Covid still has a strong grip on European countries such as Germany, the Netherlands and Austria as cases continue to surge ahead of the winter months.
Germany and Austria in particular have begun to introduce stricter regulations for unvaccinated citizens with ministers urging people to get the jab.
More than 30,000 new cases were recorded on Monday, November 22 according to the Robert Koch Institute for infectious diseases.
Read More: HertsLive latest Coronavirus news
The delta variant is to blame for these surges, as well as lower vaccination uptake in parts of Western Europe.
It’s important to keep an eye on the travel rules if you are planning a trip to Europe, especially with cases on the rise.
We have put together a list of the current travel rules for Germany, Austria, The Netherlands and Slovakia.
The rules are taken from the GOV UK and are accurate at the time of publication.
Enter your postcode below to see what’s happening in your area
The UK is designated as a ‘high-incidence area’. You may enter Germany from the UK for any travel purpose if you are fully vaccinated.
Unvaccinated children under 12 years of age are allowed to enter Germany without a negative test as long as they travel with at least one fully vaccinated parent. These children are not obliged to provide any kind of evidence (no COVID test, etc.), but have to quarantine on arrival. For them, quarantine ends automatically 5 days after entry.
Those individuals who are not fully vaccinated may only enter Germany from the UK if they are a German citizen; the spouse/partner/child under 18 of a German citizen; a resident of Germany; the spouse/partner/child under 18 of a resident of Germany; serve in an important role; or have an urgent need to travel.
Travellers who are not fully vaccinated and do not meet one of the exemptions outlined above may not currently enter Germany from the UK.
When entering Austria you must provide either proof of COVID-19 vaccination, evidence of a current negative COVID-19 test, or proof of recovery from COVID-19.
If you are not vaccinated or cannot provide proof of vaccination, you also will need to complete a pre-travel clearance form not more than 72 hours before entry to Austria and self-isolate for 10 days.
If you provide proof of vaccination, or a medical certificate of full immunisation, you do not have to self-isolate or register upon entry.
For single-shot vaccines (e.g. Johnson & Johnson), you must show that you received the vaccine more than 21 but no more than 270 days before arrival.
For double-shot vaccines (e.g. AstraZeneca, Moderna), you must show that you received the second injection no more than 270 days before arrival.
If you received a booster more than 120 days after being fully immunised, this must not have been more than 270 days before arrival.
The Dutch government has published a checklist for travel to the Netherlands.
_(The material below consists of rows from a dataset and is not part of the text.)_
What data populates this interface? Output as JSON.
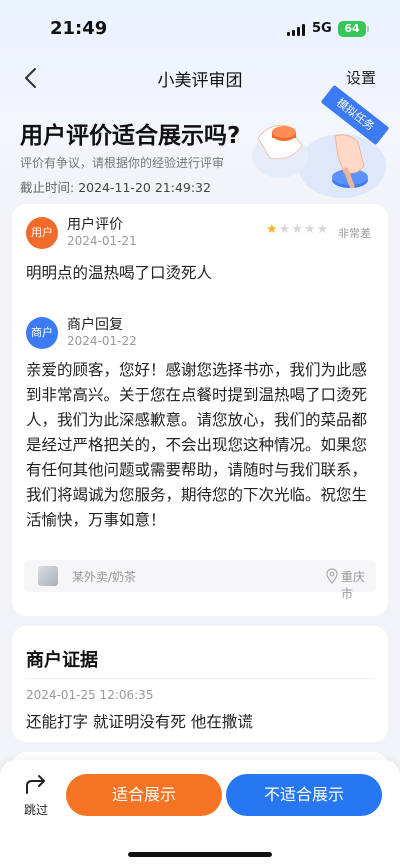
{
  "status_bar": {
    "time": "21:49",
    "network": "5G",
    "battery": "64"
  },
  "nav": {
    "title": "小美评审团",
    "settings_label": "设置"
  },
  "header": {
    "title": "用户评价适合展示吗?",
    "subtitle": "评价有争议，请根据你的经验进行评审",
    "deadline_label": "截止时间:",
    "deadline_value": "2024-11-20 21:49:32",
    "badge": "模拟任务"
  },
  "review": {
    "avatar_label": "用户",
    "title": "用户评价",
    "date": "2024-01-21",
    "rating": 1,
    "rating_max": 5,
    "rating_word": "非常差",
    "text": "明明点的温热喝了口烫死人"
  },
  "merchant_reply": {
    "avatar_label": "商户",
    "title": "商户回复",
    "date": "2024-01-22",
    "text": "亲爱的顾客，您好！感谢您选择书亦，我们为此感到非常高兴。关于您在点餐时提到温热喝了口烫死人，我们为此深感歉意。请您放心，我们的菜品都是经过严格把关的，不会出现您这种情况。如果您有任何其他问题或需要帮助，请随时与我们联系，我们将竭诚为您服务，期待您的下次光临。祝您生活愉快，万事如意！"
  },
  "shop_info": {
    "shop_name": "某外卖/奶茶",
    "city": "重庆市"
  },
  "evidence": {
    "title": "商户证据",
    "time": "2024-01-25 12:06:35",
    "text": "还能打字 就证明没有死 他在撒谎"
  },
  "actions": {
    "skip_label": "跳过",
    "suitable_label": "适合展示",
    "unsuitable_label": "不适合展示"
  },
  "colors": {
    "orange": "#f57424",
    "blue": "#2877f2",
    "star": "#f5b61a"
  }
}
The Dutch government classifies countries and regions into the following categories: safe; high risk; very high risk; or very high risk with a variant of concern.
The UK is not part of the EU/Schengen area and classed as a very high risk area according to the Netherlands Government website.
A European entry ban is in effect for some people, barring them from travelling to the European Union or the Schengen area. You may only enter the Netherlands if the purpose of your trip falls under one of the exemption categories. For example, people who have been fully vaccinated can be exempted from the EU entry ban.
Fully vaccinated travellers arriving in the Netherlands from the UK via aeroplane, ferry, passenger car, train or bus must show one of the following:
- a negative PCR test result (taken no more than 48 hours before departure);
- a negative antigen test result (taken no more than 24 hours before departure).
Fully vaccinated travellers are exempt from quarantine on arrival in the Netherlands.
Sign up to the HertsLive newsletter below for all the latest stories straight to your inbox
If you’re looking for a way to stay up to date with the latest breaking news from around Hertfordshire, the HertsLive newsletter is a good place to start.
The twice-daily update will deliver the top news and features straight to your inbox.
We choose the most important stories of the day to include in the newsletter, including crime, court news, long reads, traffic and travel, food and drink articles and more.
Signing up to the newsletter is simple. All you have to do is to click here and type in your email address.
It’s one of the many ways that you can read the news that matters to you from HertsLive.
There are travel restrictions for travellers from the UK and most other countries. The Slovak Government may change its entry requirements at short notice. Direct flights from the UK are permitted, and regular services have resumed.
Entry is now permitted for fully vaccinated travellers from the UK regardless of any close connection to Slovakia (see below for definition of fully vaccinated and the additional requirements).
If you are travelling directly from the UK or any other non-Schengen country to Slovakia, UK nationals may enter if fully vaccinated with an EU-approved vaccine. UK nationals who are not fully vaccinated may only enter if you are one of the following:
- a resident in Slovakia
- a close relative of a resident or of a Slovak citizen (i.e. spouse, minor child or parent of a minor child)
- commercial personal transport
- a student studying in Slovakia
- you fall under certain limited exemptions
The above restriction does not apply to UK nationals who enter Slovakia via the internal Schengen borders with neighbouring Hungary, the Czech Republic, Austria or Poland, or by air from any country in the Schengen area.
Want the latest Herts news direct to your inbox? Sign up here.